from . dot to … dots – with plenty of spaces
1 P R Thrale and Peter Moore ‘Report On The Archaeological Excavations At Thorne Close, Avenue Estate, Leytonstone’ 2/8/95
The Scandinavian invaders
The Vikings who invaded England (Danes and Norsemen) have no recorded connection with Leyton. Vikings stayed at Waltham Abbey and must have come up the River Lea past Leyton. Traditionally the water channels through the Marshes were altered by the Saxon King Alfred to defeat the Vikings. The Lea was the border between Alfred’s kingdom of Wessex and the Danelaw, putting Leyton in the latter. This may have made our area a bit of a no-man’s land, too insecure for many people to choose it as a home. King Cnut ruled Denmark, Norway and a united England, where he strengthened the taxation system 2.
Evidence has been found of people at this period living around what is now Knotts Green and digging ditches off Leytonstone High Road, now Thorne Close 1.
2 Francis Pryor ‘Britain in the Middle Ages, An Archaeological History’
Leyton in Harold’s reign

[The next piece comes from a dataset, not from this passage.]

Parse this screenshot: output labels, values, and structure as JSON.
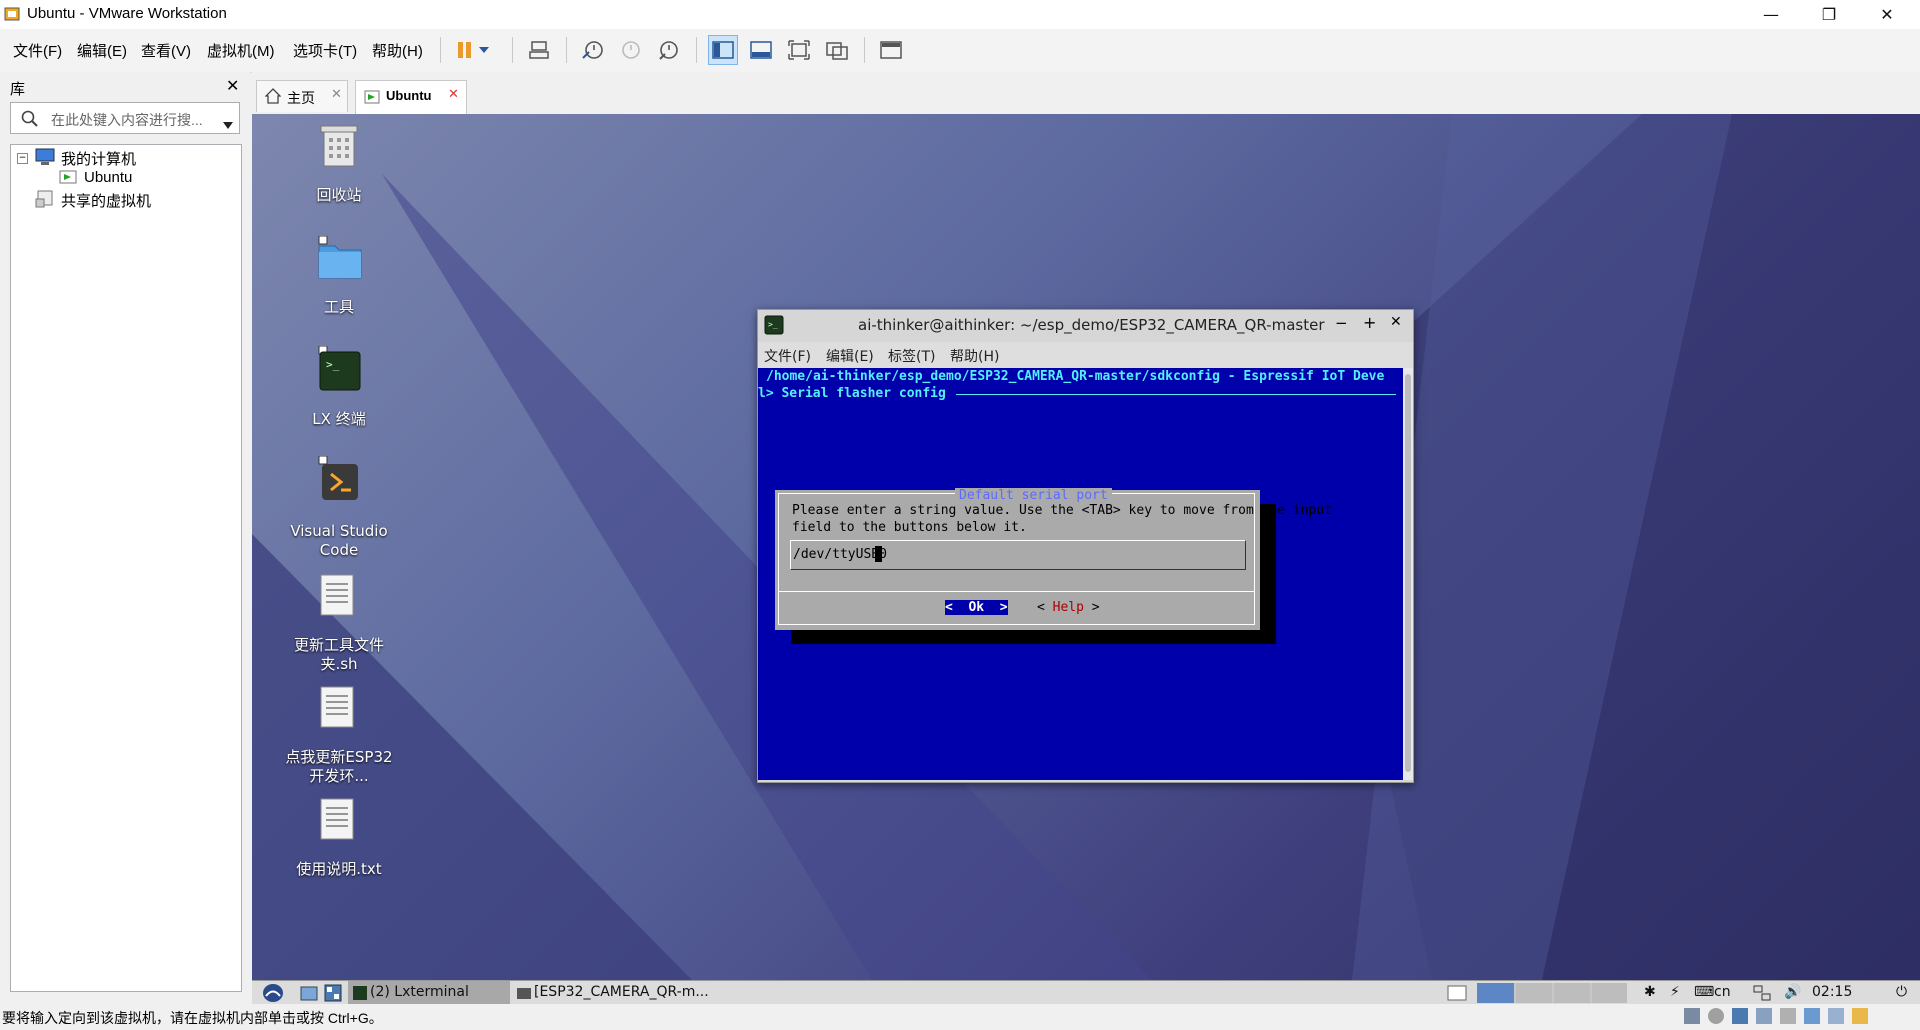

By the reign of King Harold Leyton was divided into 3 manors. One of 4 ½ ‘hides’ in size was owned by King Harold himself, one of over 3 ‘hides’ in size was held by Alfsi, and another of 3 hides was held by Swein Swart. In addition, Tosti held 1 hide from the Abbot of Westminster Abbey, and another 3 hides were held by 8 free-men between them.